WE do learn to deal with it. I have in most ways. You find ways to compensate for what an autoimmune illness takes away. You learn new hobbies, or a different way to do them. You discover another way in a relationship to be close, and educate your spouse, and your family so they will truly understand the "why" of the things you can't do.
As I often talk about my life, a flowing river, where there are bends, turns, white rushing waters, and then the bridges I flow under. The climb to the top of life's mountain. I scratch, crawl, and inch my way up, and sometimes I slide back down, as the rocks and stones may scar me, I still look up and know that is where I am supposed to be.

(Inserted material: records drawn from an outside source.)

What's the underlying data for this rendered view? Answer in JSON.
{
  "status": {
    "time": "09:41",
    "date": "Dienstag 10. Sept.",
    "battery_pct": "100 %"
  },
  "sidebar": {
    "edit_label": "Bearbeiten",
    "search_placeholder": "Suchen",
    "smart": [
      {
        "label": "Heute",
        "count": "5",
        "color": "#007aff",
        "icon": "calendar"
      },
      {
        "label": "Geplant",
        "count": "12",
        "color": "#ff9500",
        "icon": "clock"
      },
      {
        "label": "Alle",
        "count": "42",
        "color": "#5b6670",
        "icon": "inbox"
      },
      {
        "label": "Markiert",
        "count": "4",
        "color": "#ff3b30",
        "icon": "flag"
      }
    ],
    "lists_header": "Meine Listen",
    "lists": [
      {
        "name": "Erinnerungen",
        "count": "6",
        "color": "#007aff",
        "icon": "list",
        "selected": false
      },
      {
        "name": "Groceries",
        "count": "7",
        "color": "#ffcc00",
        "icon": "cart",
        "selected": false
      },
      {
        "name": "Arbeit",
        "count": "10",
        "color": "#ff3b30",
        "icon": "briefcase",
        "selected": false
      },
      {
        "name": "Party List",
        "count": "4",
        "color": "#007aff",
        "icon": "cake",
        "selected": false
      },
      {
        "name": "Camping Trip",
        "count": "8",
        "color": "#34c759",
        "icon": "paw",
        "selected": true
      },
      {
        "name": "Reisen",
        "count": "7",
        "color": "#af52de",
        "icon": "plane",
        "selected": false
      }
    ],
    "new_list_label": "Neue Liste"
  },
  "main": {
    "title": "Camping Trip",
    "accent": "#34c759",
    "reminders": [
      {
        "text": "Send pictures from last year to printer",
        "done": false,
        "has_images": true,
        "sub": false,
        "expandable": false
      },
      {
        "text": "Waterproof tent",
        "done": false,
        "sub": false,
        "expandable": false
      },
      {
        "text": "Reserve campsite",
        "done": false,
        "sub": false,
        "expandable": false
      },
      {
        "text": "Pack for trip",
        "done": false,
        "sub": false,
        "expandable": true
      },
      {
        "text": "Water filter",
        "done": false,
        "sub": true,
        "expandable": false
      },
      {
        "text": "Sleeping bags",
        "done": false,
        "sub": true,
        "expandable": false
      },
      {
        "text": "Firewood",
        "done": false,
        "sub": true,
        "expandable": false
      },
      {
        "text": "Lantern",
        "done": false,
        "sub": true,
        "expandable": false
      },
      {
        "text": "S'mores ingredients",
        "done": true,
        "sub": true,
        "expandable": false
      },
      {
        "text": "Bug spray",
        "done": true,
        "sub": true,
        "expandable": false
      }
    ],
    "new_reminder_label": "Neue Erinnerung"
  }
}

For the rest of the year, and into the next year, I hope each of you who suffer and are inflicted with these still misunderstood life altering illnesses, such as RA, :Lupus, Sjogren's, MS, Still's disease, MCTD, UCTD, JA, pernicious anemia and the 100 other AI diseases out there, can look UP and reach up to see that you also can stand atop your own "life"s mountain".... and reach up to the stars... and feel whole again... even if that means you must "change" how you enjoy life in a new way!!!!
This below is a Face Book post from this morning... I wanted to say it also along with the above writing....

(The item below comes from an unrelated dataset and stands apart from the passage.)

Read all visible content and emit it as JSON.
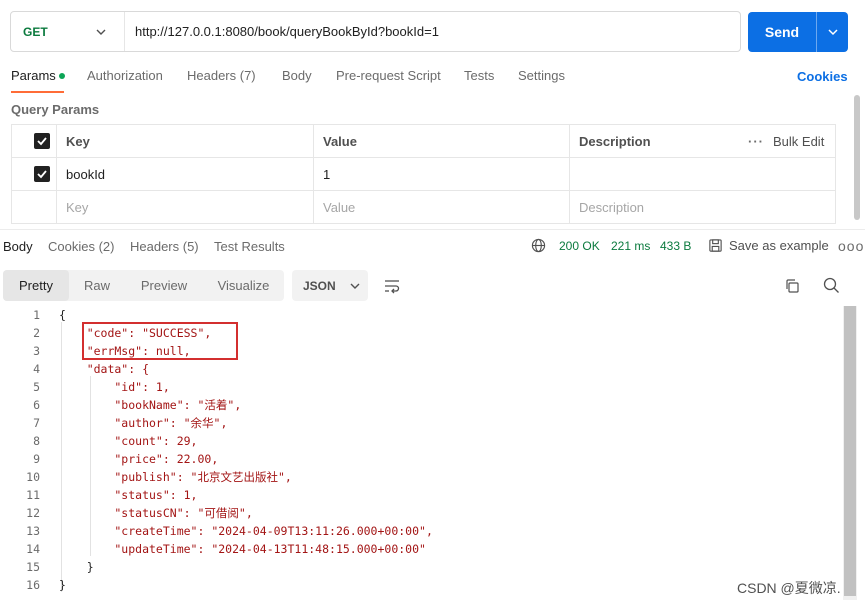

I imagine you are probably getting it up there worse than we are. they have changed the forecast so many times the past week, I was not sure what it was going to do. But my "bones" always let me know... My thumbs and fingers have been extremely bad this past week or so. Not just pain... now it is more of them not wanting to bend, I have like almost "zero" flexibility. I can't hold onto things That has been going on for a while now. That is partially why I suspected MS along with all of the other ailments. I have just lost so much grip and strength in my hands, arms, fingers, and I notice it lately even in my legs. IF I am up for a long while at the house doing things, or I go to "Wally World" and walk for a long while in there, my legs feel like "rubber bands" of jello ... I feel as if I am going to just collapse. I guess partially illnesses, partially all of the surgeries, and then I guess I have to account for getter older!!! Even though that is NT one I really want to ADMIT! Kind of like my memory... if I forget, or can't remember, I blame it on the brain fog... better than saying maybe I have dementia... You stay warm up there and out of this weather... and of course avoid all of the "no driving fools" that try to drive in ice. No way most Texans from in this part can drive on ice. HAHAH Many of them can't drive on dry pavement, much less wet or icy!!! Speaking about "black ice" on the roads. One year we were coming home from snow skiing in Pagosa Springs, CO... at Wolf Creek Pass (some great memories of snow skiing for me)... we left Santa Fe... and already knew it was a possibility the roads could be bad. We got to the main highway from Santa Fe (I-40) to head to Amarillo state and all of a sudden we felt the van just slip a little... it was a solid sheet of thin ice on the roads and of course you can't see it. Anyway, we slowed down to a crawl. In fact we happened to have borrowed a friends van so we sure as heck did not want to be in a wreck, much less a friend's vehicle.. suddenly here comes an 18 wheeler SIDEWAYS beside us just flying past. He jackknifed it into the medium and then here comes several cars, and they were not expecting it. Each one that went around us were in the ditch when we got up ahead. In fact, we drove on to Amarillo, but it took us something like 12 HOURS to get there. We called 911 and reported the accidents, but the entire way there were cars and 18-wheeler in the ditches. It was nuts. Believe me I felt that the Lord was helping to drive that van for sure.